until about 4pm today, the plan was to board a flight from budapest airport to london stansted tonight. a flight that was booked weeks in advance, that i’m checked into, that will echo my name around a departure lounge 150 miles from where i will be at 8.50pm. i’m en route to austria because i’ve always wanted to see vienna, because it was stupidly cheap, and because i can.
i am armed with a 1.5L bottle of dr pepper, enough GRLCLB t-shirts to keep me working hard, and a cross-that-bridge-when-we-get-to-it absence of clean underwear.
one of my best friends is a dentist. she wanted to be a dentist as long as i’ve known her, she picked her subjects at school to allow her to apply for dentistry, she worked as hard as was required for her to be accepted to study dentistry, she nailed the admissions interview, she grafted through 5 years of uni, she attended endless open days, registered interest in a number of practices, was finally hired, and will begin her dental career in august. she had a plan. and i am so proud of her.
i never had a plan.
for a while i wanted to be a vet. then i thought fashion designer (the countless old croquis complete with an 11-year-old’s idea of haute couture that reside in my bedroom somewhere are a very cute testament to my actual job these days). actress. doctor. professional show-jumper. writer, atelier, artist (again, quite nice realising i would be making baby roobs proud). i picked my subjects at school at the last possible moment, i spent my final year doing advanced music & english because i enjoyed them the most, i decided on a uni course based on what would be the most general/applicable to everything and anything to avoid making a real choice. i spent about 10 years of my life thinking, hoping, i’d wake up the next morning with a life plan and everything would be fine.
this piece is not the culmination of that. this is not to tell you that i’ve finally found my path and that, one day, you will too. this is not a celebration, or an assurance. this is about the realisation that, maybe, we don’t actually need a plan.
there is nothing on this earth constricting you to living life in the pattern that society has deemed ‘normal’. decide to be a doctor at 45, and go & do it. make 400 million for your firm on wall street then decide stocks aren’t really for you. or, do what i did, and realise that there is so, so much more to life than working endless hours in a poky shop for a person that doesn’t appreciate you and that - however you manage it - you’ll find a way to make yourself happy.
too often we are confined, particularly by the education system that so crucially dictates our path to - and within - adulthood, by merely one facet of our being. intelligent children are nurtured for their potential, but their creativity is laid to waste, while children who excel artistically but not academically are so often failed by a system interested only in a human’s profitability and employment prospects. when you realise that being the smart kid - who achieved without trying, was more passionate about the arts than the sciences forced upon them, went to uni purely because it was expected, and gained a coveted degree - simply leaves you with a useless scroll of paper, a guilt complex, and, for most, a crippling student loan debt.

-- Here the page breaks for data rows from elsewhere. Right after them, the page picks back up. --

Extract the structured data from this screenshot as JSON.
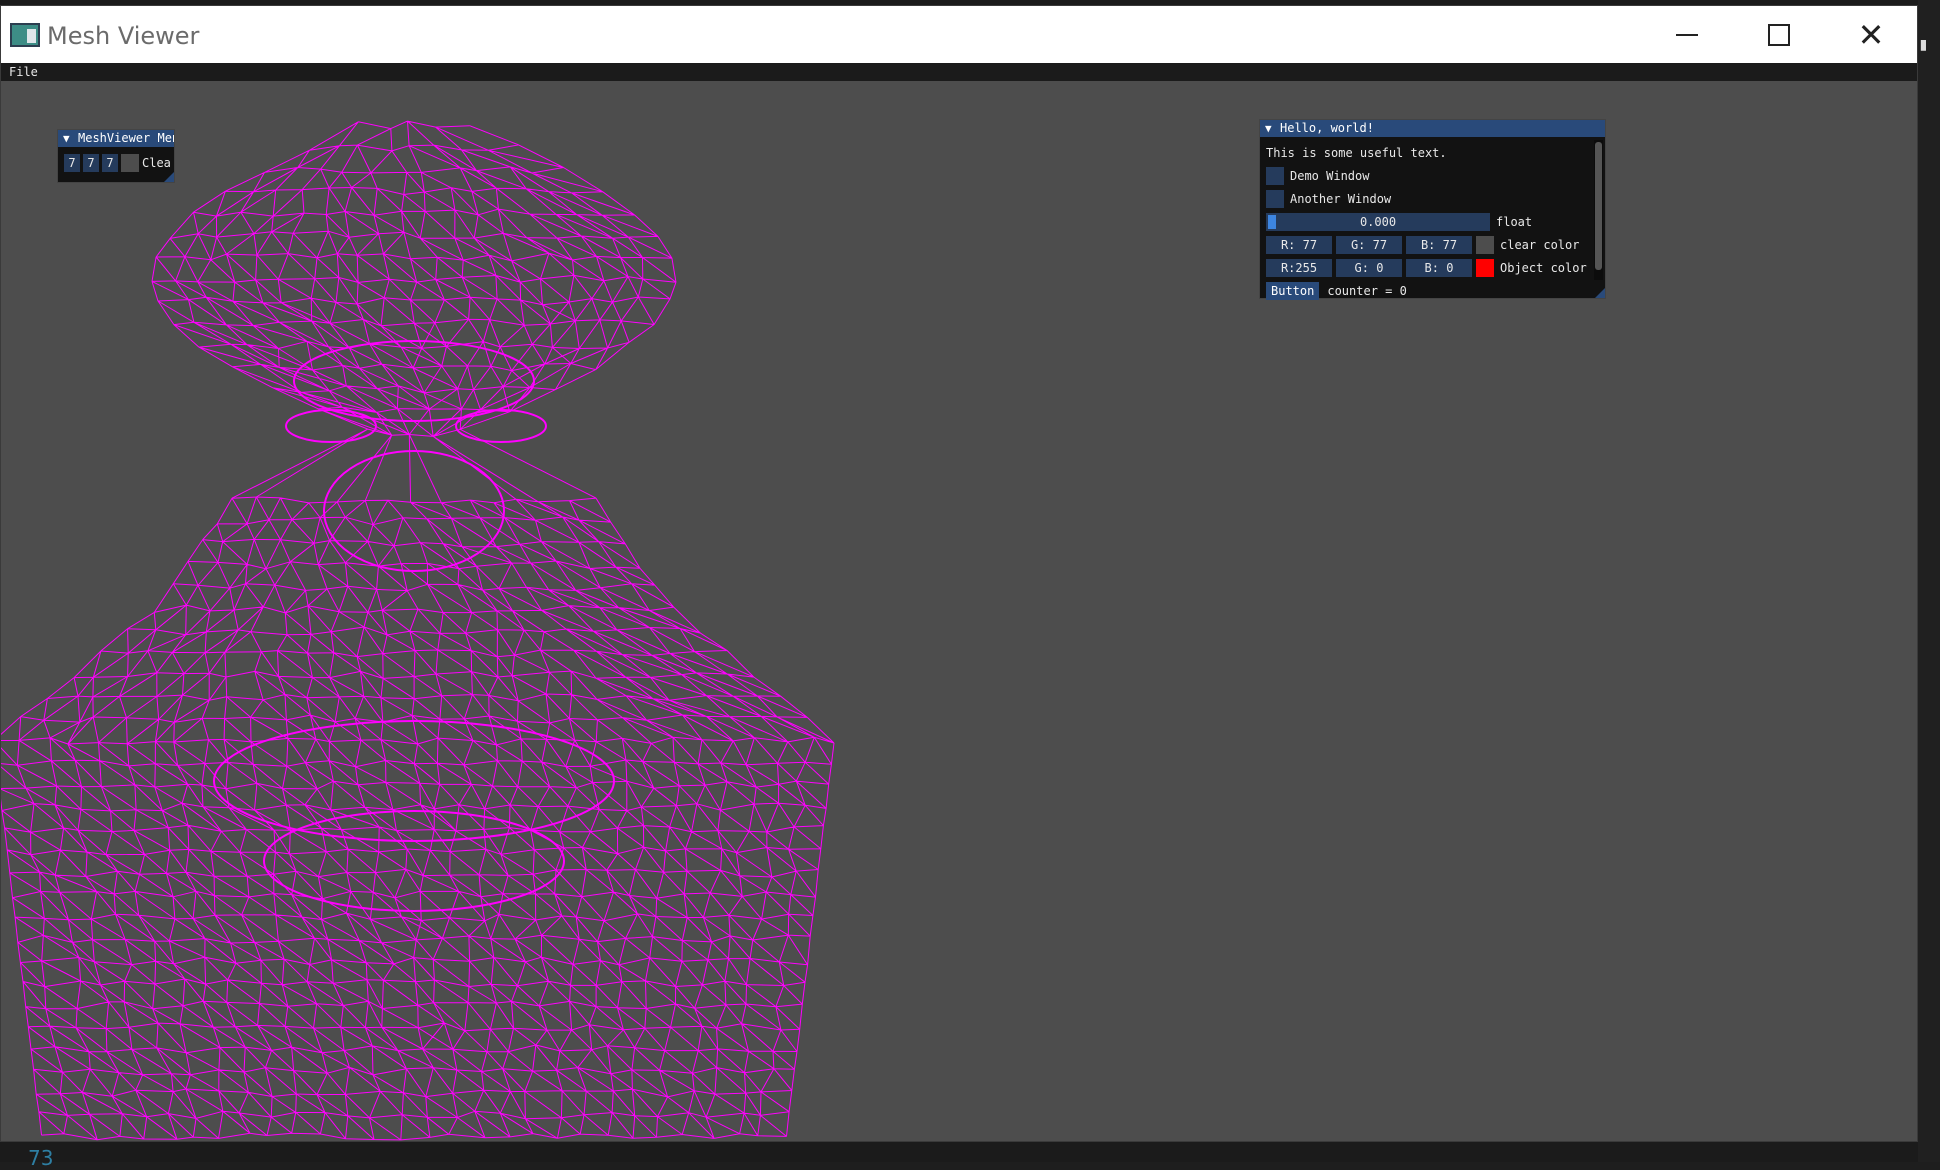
{
  "window": {
    "title": "Mesh Viewer"
  },
  "menu": {
    "file_label": "File"
  },
  "mesh": {
    "color": "#ff00ff",
    "background": "#4d4d4d"
  },
  "meshviewer_panel": {
    "title": "MeshViewer Men",
    "values": [
      "7",
      "7",
      "7"
    ],
    "label": "Clea"
  },
  "hello_panel": {
    "title": "Hello, world!",
    "text": "This is some useful text.",
    "checkbox_demo_label": "Demo Window",
    "checkbox_another_label": "Another Window",
    "slider_value": "0.000",
    "slider_label": "float",
    "clear_color": {
      "r": "R: 77",
      "g": "G: 77",
      "b": "B: 77",
      "label": "clear color",
      "swatch": "#4d4d4d"
    },
    "object_color": {
      "r": "R:255",
      "g": "G:  0",
      "b": "B:  0",
      "label": "Object color",
      "swatch": "#ff0000"
    },
    "button_label": "Button",
    "counter_text": "counter = 0"
  },
  "taskbar": {
    "fragment": "73"
  }
}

the boy sitting next to me watching the sun set in this so-hideous-it’s-maybe-nice train carriage left school at 16, started a punk rock band, decided to give education another go, again thought it wasn’t for him, went to japan, decided it might be for him after all, graduated with an honours degree, went to new york for an unpaid internship with one of the most renowned photographers on the planet, came home, and forged out a career doing the thing he loves most of all.
when a boy like that tells you life is for living, you listen. when a boy like that tells you that you don’t have to settle, you believe him. when a boy like that says ‘if you wanna go to vienna then we should’, you go.